The powerful statewide business lobby Wisconsin Manufacturers & Commerce, (WMC), likes the Assembly's 'Mine-Wherever-You-Want' bill because it loosens regulatory procedures, eliminates public input and eases protections for land and waterways - - what we generally call "the environment" - - to serve private interests
The bill could pass the Assembly later this month, with the Senate and Gov. Walker waiting compliantly in the wings.
Yet with everything going its way - -its sister organization in Milwaukee just told its members that 2011 had been the best year since Genesis - - the WMC is irked. Why so unhappy?
Seems that the Journal Sentinel editorial board had the temerity a few days ago to object to the bill's more preposterously anti-democratic, selfish and imperious provisions, as well as its sloppily-scheduled hearing - - and suggest it be land-filled.
Give the paper credit. It may have endorsed Scott Walker for Governor, but people who have read the bill see right through it, and that includes the paper's editorial writers, who said on December 17th it was:
...a travesty of legislation that will significantly weaken environmental protections and reduce citizen participation in the permitting process. It's almost as if children had replaced Republican legislators and had dared each other to see just how outrageous they could make this bill.Even the word "cowardice" was used to describe the bill's mystery originators, as no legislator had the you-know-whats to sign it as a sponsor.
So the WMC, fearing any delay to the year-long (and perhaps soon-to-end) Walker/Fitzgerald brothers' juggernaut, and being unaccustomed these days to criticism longer than what fits on a State Capitol picket sign, felt it needed to rip the paper.
It even trotted out a sophomoric imitation of PolitiFact - - "False Statement: Reality Check" - - in a huffy, crocodile-tear stained letter to legislators about the editorial (you find the full text in a pdf link at the WMC "statement," cited here):
While we expect environmental groups to engage in this level of hyperbole, it is unfortunate that a newspaper failed to substantiate their claims before using them in an editorial.And the paper calmly held its ground, repeating that the Assembly bill should be dumped:
In order to further a factual and honest debate about this legislation, we have taken the time to refute the false statements from the Journal Sentinel’s editorial...
On Sunday, we published an editorial critical of a new iron mining bill proposed in the Wisconsin Legislature. We stand by that view.I'd posted several commentaries on the bill - - here's one - - and it's great that the environment and open government with people participating are getting much needed help from the paper in this fight.
The editorial stressed that an iron mine would provide needed jobs and a stronger economy, especially in northern Wisconsin, and that streamlining the current permitting process makes sense, as long as there is no significant damage to rules and laws governing environmental protection.
But the proposed legislation simply goes too far in weakening those protections and in lessening the opportunities for citizen input.

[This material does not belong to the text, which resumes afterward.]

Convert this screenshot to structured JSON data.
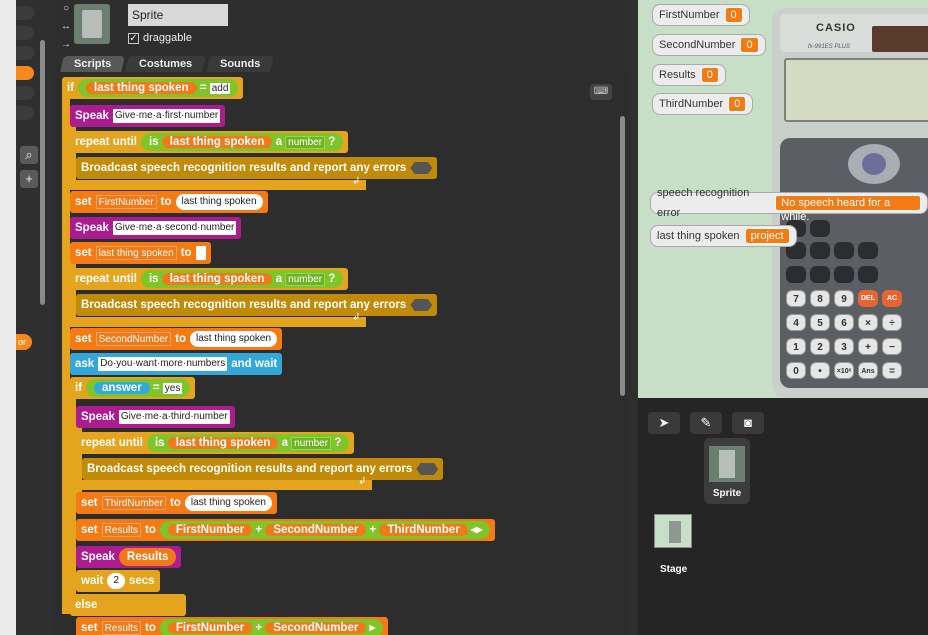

In our reading of the bill, it loosens protections to the point that political pressure could come to bear on the state Department of Natural Resources to ensure that a mine gets built.
As we concluded in the editorial, Wisconsin needs this mine; it does not need this legislation. Our view on this hasn't changed.
The WMC has blundered badly here.
On my ineptitude scale, this is definitely level five - - past wobble, stumble, knee-scrape and even pratfall to meltdown.
One last thing: the WMC's gratuitous line, "While we expect environmental groups to engage in this level of hyperbole..." misses the essential point it has long-overlooked while carrying water for special intersts from mining companies to road-builders:
In Wisconsin, the environment is the economy.